**Required action:**
All of the data below needs to be set down once more, exactly as written.

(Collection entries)
==*==
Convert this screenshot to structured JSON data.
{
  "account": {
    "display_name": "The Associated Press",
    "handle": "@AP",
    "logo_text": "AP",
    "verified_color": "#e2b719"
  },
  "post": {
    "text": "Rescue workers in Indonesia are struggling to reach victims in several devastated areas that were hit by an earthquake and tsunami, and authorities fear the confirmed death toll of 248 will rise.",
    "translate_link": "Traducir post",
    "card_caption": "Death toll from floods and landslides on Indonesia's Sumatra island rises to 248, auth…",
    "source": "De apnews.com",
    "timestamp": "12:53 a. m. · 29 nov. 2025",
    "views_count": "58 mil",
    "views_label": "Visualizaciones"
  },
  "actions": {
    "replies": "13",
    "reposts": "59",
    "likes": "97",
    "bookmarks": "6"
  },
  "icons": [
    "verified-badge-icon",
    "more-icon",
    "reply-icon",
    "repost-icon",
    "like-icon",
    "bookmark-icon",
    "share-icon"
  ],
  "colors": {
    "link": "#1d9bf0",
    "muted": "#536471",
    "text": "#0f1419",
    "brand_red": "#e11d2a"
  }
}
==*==
**Result:**
Convert this screenshot to structured JSON data.
{
  "account": {
    "display_name": "The Associated Press",
    "handle": "@AP",
    "logo_text": "AP",
    "verified_color": "#e2b719"
  },
  "post": {
    "text": "Rescue workers in Indonesia are struggling to reach victims in several devastated areas that were hit by an earthquake and tsunami, and authorities fear the confirmed death toll of 248 will rise.",
    "translate_link": "Traducir post",
    "card_caption": "Death toll from floods and landslides on Indonesia's Sumatra island rises to 248, auth…",
    "source": "De apnews.com",
    "timestamp": "12:53 a. m. · 29 nov. 2025",
    "views_count": "58 mil",
    "views_label": "Visualizaciones"
  },
  "actions": {
    "replies": "13",
    "reposts": "59",
    "likes": "97",
    "bookmarks": "6"
  },
  "icons": [
    "verified-badge-icon",
    "more-icon",
    "reply-icon",
    "repost-icon",
    "like-icon",
    "bookmark-icon",
    "share-icon"
  ],
  "colors": {
    "link": "#1d9bf0",
    "muted": "#536471",
    "text": "#0f1419",
    "brand_red": "#e11d2a"
  }
}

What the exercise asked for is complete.